The emergence of astrophysics was a worldwide phenomenon during the late nineteenth and early twentieth centuries, and it gradually replaced the older-style positional astronomy, which focused on locating and measuring the movements of the planets, stars, etc.. Here you will find national overviews that are at times followed by case studies of individual notable achievements. Although the emphasis is on the developments that occurred around 1900, later pioneering efforts in Australian, Chinese, Indian and Japanese radio astronomy are also included.

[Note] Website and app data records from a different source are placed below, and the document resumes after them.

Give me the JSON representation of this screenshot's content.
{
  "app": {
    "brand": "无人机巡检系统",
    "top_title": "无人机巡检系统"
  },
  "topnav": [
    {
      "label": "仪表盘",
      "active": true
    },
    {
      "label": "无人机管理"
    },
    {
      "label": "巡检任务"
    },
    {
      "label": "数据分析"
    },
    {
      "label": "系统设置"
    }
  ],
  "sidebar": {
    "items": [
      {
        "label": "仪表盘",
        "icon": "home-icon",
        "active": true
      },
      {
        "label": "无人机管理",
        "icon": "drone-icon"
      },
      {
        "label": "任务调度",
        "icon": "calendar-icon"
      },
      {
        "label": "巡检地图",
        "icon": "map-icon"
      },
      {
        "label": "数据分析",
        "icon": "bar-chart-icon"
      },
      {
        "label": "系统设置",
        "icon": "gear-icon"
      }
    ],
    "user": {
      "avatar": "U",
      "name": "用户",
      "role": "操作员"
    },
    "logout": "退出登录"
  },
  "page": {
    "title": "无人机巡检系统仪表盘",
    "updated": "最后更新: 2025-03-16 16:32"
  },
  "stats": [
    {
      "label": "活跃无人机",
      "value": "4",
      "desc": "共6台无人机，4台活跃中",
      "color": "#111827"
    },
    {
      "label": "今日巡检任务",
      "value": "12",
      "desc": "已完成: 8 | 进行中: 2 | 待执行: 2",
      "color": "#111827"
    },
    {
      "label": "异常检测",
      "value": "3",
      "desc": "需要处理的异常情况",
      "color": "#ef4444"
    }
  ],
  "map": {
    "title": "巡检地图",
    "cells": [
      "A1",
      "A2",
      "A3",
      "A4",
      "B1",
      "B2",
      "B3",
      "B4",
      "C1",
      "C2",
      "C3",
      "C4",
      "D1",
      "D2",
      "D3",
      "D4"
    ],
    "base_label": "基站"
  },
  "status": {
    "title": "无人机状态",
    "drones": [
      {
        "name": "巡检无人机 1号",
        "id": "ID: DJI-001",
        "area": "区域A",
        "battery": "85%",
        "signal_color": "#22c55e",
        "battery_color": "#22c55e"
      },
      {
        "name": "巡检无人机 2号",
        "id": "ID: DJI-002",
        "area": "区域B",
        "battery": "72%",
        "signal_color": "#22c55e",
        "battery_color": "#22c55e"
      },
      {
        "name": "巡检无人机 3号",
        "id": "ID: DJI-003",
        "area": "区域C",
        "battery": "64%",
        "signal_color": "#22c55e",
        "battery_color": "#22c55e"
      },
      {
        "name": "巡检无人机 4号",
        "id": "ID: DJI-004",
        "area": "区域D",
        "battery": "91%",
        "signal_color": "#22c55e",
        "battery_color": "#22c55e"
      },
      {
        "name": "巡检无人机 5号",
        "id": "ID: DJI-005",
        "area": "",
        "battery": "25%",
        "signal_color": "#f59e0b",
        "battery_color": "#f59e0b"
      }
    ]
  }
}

 As the first book ever published on the early development of astrophysics in Asia, the authors fill a chronological and technological void. Though others have already written about earlier astronomical developments in Asia, and about the recent history of astronomy in various Asian nations, no one has examined the emergence of astrophysics, the so-called ‘new astronomy’ in Asia during the late nineteenth and early twentieth centuries.